Readers of The Chronicle-Express saw this story first on Jan. 26.


Village officials are still discussing proposed regulations for development along the Keuka Outlet waterfront, following a back-and-forth between the village board and the village planning board over one point.

That point is whether private property owners should be required to give an easement for a public pathway or for a walkway along the Keuka marsh.

At the Jan. 18 Village Board meeting, Trustee Wayne Davidson explained that the village planning board disagrees with an amendment to the proposed code limiting easements to the south side of the Keuka Outlet.

Following a public hearing in December, the village board agreed to send a proposed law to the Yates County Planning Board for review, while encouraging the planning board to amend the portion of the law requiring the pathway easement. The village board’s December action was spawned by comments from one property owner, Anne Gunn, whose family’s property lies near the Keuka marsh.

Village officials are working to establish the zoning regulations before Yates County sells the former Penn Yan Marine property to a developer.

After hearing the planning board disagreed with the amendment, Trustee Wayne Davidson, chairman of the village Planning and Development committee, invited Gunn to meet with the committee. She hasn’t been able to do so yet, but Davidson will stay in touch with her, he says.

He noted that tax map documents appear to show that Gunn’s family’s property is a sufficient distance from the marsh, so the regulation may not apply to it.
However, Attorney Ed Brockman said, “The way the proposed law is drafted, it requires anyone who proposes any counstruction in the waterfront district to give up an easement (for a public pathway) .

Saying his concern is that the law could cause additional problems in the future, Brockman provided new wording for the proposed law for board members to review before the Feb. 15 village board meeting, when another public hearing on the proposed zoning regulations will be held.

The new language would make it clear that the pathway requirement would not apply to single family residences where any improvement to the property does not change the use of the property.

“In this day and age, you have to have a permit to do almost anything,” Brockman told the board, explaining why he thinks the single family properties should be handled differently.
Davidson will contact Yates County Planning Department to explain there are could be changes to the proposed law.

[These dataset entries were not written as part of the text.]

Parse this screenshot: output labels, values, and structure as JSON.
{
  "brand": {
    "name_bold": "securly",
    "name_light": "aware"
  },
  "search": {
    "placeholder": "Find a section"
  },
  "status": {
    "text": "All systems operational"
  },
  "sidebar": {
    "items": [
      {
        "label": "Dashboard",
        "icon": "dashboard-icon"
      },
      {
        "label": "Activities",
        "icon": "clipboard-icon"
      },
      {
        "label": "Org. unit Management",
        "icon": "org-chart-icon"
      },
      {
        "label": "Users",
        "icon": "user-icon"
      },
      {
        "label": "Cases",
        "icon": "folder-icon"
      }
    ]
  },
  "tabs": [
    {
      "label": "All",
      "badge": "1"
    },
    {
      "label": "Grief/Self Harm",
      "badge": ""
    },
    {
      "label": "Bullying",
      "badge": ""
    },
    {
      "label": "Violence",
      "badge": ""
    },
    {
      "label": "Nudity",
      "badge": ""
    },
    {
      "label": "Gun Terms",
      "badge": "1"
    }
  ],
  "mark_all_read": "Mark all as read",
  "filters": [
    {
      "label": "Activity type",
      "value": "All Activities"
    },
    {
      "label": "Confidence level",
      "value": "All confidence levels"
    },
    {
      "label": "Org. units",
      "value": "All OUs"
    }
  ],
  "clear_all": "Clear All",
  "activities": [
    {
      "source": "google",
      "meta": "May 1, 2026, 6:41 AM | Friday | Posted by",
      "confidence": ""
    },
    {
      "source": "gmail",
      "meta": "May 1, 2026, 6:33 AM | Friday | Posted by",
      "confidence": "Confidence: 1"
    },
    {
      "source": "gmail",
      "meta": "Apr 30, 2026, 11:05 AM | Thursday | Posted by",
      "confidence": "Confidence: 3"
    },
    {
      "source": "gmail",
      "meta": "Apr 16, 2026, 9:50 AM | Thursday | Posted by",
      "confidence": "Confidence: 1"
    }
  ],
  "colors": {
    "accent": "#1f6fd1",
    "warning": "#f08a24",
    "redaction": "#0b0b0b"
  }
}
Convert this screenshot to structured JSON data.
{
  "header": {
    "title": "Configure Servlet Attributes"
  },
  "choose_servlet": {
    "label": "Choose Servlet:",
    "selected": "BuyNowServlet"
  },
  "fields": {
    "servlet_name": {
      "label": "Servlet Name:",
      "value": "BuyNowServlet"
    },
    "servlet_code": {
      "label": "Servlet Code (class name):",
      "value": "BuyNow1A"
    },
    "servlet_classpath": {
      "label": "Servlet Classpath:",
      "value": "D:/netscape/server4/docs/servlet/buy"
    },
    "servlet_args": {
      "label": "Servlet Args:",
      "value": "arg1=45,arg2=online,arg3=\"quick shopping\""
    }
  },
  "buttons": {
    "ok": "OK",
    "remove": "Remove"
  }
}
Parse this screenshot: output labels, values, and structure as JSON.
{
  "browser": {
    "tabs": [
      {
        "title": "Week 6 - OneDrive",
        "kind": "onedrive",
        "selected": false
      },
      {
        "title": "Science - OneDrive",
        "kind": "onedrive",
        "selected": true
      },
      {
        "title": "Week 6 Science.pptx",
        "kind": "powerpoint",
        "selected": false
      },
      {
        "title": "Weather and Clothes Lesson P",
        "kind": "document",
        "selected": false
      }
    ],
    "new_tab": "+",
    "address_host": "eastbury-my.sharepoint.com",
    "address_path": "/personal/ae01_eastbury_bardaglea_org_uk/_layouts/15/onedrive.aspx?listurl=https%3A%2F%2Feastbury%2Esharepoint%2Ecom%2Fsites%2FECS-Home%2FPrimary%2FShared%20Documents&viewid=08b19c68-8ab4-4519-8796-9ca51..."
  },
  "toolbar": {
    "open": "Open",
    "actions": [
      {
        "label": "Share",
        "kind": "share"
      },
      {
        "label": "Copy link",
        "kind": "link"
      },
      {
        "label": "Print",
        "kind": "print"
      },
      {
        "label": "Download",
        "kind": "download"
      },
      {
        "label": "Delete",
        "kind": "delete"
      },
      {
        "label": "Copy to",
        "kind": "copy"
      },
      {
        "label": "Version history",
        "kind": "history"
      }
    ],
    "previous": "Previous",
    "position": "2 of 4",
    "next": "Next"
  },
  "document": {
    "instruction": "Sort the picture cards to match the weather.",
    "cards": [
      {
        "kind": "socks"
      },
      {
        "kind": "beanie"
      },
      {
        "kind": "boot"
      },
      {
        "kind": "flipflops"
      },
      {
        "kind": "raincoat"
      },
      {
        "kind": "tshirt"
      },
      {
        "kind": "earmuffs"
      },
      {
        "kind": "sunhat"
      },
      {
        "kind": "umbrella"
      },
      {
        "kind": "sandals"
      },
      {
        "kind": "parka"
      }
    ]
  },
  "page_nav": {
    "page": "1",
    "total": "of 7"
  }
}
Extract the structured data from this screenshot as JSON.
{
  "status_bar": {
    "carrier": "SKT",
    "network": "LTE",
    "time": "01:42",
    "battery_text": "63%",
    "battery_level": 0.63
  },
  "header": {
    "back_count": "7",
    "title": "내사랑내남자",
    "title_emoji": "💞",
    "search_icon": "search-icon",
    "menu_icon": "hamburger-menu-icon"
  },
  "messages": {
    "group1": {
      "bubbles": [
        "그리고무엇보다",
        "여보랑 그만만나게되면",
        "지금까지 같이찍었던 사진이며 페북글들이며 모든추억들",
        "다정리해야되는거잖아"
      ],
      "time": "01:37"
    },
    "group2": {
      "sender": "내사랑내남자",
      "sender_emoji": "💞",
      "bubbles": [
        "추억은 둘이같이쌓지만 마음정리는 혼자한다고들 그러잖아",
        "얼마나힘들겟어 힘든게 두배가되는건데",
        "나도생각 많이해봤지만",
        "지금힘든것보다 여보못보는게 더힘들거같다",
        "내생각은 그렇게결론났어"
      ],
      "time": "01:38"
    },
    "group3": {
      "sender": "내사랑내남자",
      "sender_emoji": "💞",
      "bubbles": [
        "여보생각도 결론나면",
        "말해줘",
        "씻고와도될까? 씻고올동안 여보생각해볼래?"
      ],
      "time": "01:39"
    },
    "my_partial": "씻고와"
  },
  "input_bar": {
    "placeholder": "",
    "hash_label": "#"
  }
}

The Yates County Planning Board’s role will be to review the village’s law and determine if there is any countywide implication. The county board does not have any authority to approve or disapprove the law.